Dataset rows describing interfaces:
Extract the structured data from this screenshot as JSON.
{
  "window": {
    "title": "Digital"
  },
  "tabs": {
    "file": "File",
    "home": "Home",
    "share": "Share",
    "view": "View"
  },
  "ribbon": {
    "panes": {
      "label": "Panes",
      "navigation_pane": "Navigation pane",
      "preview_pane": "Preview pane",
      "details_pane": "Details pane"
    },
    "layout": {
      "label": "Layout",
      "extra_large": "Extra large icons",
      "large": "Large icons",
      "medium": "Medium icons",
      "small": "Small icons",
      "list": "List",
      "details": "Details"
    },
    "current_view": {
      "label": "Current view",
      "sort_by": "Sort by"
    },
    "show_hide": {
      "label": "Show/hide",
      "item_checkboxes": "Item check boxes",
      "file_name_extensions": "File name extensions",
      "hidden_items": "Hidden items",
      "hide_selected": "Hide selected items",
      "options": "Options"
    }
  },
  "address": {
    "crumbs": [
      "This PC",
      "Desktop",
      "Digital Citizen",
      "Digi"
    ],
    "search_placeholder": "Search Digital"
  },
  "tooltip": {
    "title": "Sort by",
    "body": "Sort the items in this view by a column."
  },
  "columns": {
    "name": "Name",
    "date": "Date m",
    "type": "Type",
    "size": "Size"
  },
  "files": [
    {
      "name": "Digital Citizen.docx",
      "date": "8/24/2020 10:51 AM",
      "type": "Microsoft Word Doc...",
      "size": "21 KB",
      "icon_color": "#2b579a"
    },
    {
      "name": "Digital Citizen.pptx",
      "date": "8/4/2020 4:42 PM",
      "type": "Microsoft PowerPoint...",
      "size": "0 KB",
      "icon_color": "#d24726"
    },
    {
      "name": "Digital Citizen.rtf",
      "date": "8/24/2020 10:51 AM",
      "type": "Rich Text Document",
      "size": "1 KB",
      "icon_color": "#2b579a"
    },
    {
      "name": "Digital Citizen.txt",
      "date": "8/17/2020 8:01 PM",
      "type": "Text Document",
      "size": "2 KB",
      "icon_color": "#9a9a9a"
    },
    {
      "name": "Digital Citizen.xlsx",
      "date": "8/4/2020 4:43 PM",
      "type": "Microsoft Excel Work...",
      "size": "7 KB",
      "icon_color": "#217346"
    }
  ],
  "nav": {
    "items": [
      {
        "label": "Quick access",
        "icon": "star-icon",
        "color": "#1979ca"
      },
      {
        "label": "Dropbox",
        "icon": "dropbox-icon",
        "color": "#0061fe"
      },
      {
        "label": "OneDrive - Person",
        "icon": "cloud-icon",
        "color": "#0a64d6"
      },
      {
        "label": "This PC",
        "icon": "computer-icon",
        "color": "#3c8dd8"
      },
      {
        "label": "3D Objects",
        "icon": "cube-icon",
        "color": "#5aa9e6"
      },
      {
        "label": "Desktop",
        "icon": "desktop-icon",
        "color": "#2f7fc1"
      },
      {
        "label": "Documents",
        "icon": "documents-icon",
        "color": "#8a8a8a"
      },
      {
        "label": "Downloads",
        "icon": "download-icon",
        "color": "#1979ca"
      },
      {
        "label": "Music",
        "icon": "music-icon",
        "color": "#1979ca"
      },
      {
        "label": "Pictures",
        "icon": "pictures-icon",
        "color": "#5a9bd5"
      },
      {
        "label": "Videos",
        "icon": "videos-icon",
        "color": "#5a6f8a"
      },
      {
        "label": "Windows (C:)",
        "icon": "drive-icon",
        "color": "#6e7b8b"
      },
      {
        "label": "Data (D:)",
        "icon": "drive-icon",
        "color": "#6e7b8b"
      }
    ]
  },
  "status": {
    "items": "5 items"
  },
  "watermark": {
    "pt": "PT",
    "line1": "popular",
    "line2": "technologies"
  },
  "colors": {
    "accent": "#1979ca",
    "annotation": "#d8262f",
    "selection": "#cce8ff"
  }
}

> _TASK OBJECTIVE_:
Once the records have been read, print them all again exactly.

> _COMPLETED EXERCISE_:
Extract the structured data from this screenshot as JSON.
{
  "window": {
    "title": "Digital"
  },
  "tabs": {
    "file": "File",
    "home": "Home",
    "share": "Share",
    "view": "View"
  },
  "ribbon": {
    "panes": {
      "label": "Panes",
      "navigation_pane": "Navigation pane",
      "preview_pane": "Preview pane",
      "details_pane": "Details pane"
    },
    "layout": {
      "label": "Layout",
      "extra_large": "Extra large icons",
      "large": "Large icons",
      "medium": "Medium icons",
      "small": "Small icons",
      "list": "List",
      "details": "Details"
    },
    "current_view": {
      "label": "Current view",
      "sort_by": "Sort by"
    },
    "show_hide": {
      "label": "Show/hide",
      "item_checkboxes": "Item check boxes",
      "file_name_extensions": "File name extensions",
      "hidden_items": "Hidden items",
      "hide_selected": "Hide selected items",
      "options": "Options"
    }
  },
  "address": {
    "crumbs": [
      "This PC",
      "Desktop",
      "Digital Citizen",
      "Digi"
    ],
    "search_placeholder": "Search Digital"
  },
  "tooltip": {
    "title": "Sort by",
    "body": "Sort the items in this view by a column."
  },
  "columns": {
    "name": "Name",
    "date": "Date m",
    "type": "Type",
    "size": "Size"
  },
  "files": [
    {
      "name": "Digital Citizen.docx",
      "date": "8/24/2020 10:51 AM",
      "type": "Microsoft Word Doc...",
      "size": "21 KB",
      "icon_color": "#2b579a"
    },
    {
      "name": "Digital Citizen.pptx",
      "date": "8/4/2020 4:42 PM",
      "type": "Microsoft PowerPoint...",
      "size": "0 KB",
      "icon_color": "#d24726"
    },
    {
      "name": "Digital Citizen.rtf",
      "date": "8/24/2020 10:51 AM",
      "type": "Rich Text Document",
      "size": "1 KB",
      "icon_color": "#2b579a"
    },
    {
      "name": "Digital Citizen.txt",
      "date": "8/17/2020 8:01 PM",
      "type": "Text Document",
      "size": "2 KB",
      "icon_color": "#9a9a9a"
    },
    {
      "name": "Digital Citizen.xlsx",
      "date": "8/4/2020 4:43 PM",
      "type": "Microsoft Excel Work...",
      "size": "7 KB",
      "icon_color": "#217346"
    }
  ],
  "nav": {
    "items": [
      {
        "label": "Quick access",
        "icon": "star-icon",
        "color": "#1979ca"
      },
      {
        "label": "Dropbox",
        "icon": "dropbox-icon",
        "color": "#0061fe"
      },
      {
        "label": "OneDrive - Person",
        "icon": "cloud-icon",
        "color": "#0a64d6"
      },
      {
        "label": "This PC",
        "icon": "computer-icon",
        "color": "#3c8dd8"
      },
      {
        "label": "3D Objects",
        "icon": "cube-icon",
        "color": "#5aa9e6"
      },
      {
        "label": "Desktop",
        "icon": "desktop-icon",
        "color": "#2f7fc1"
      },
      {
        "label": "Documents",
        "icon": "documents-icon",
        "color": "#8a8a8a"
      },
      {
        "label": "Downloads",
        "icon": "download-icon",
        "color": "#1979ca"
      },
      {
        "label": "Music",
        "icon": "music-icon",
        "color": "#1979ca"
      },
      {
        "label": "Pictures",
        "icon": "pictures-icon",
        "color": "#5a9bd5"
      },
      {
        "label": "Videos",
        "icon": "videos-icon",
        "color": "#5a6f8a"
      },
      {
        "label": "Windows (C:)",
        "icon": "drive-icon",
        "color": "#6e7b8b"
      },
      {
        "label": "Data (D:)",
        "icon": "drive-icon",
        "color": "#6e7b8b"
      }
    ]
  },
  "status": {
    "items": "5 items"
  },
  "watermark": {
    "pt": "PT",
    "line1": "popular",
    "line2": "technologies"
  },
  "colors": {
    "accent": "#1979ca",
    "annotation": "#d8262f",
    "selection": "#cce8ff"
  }
}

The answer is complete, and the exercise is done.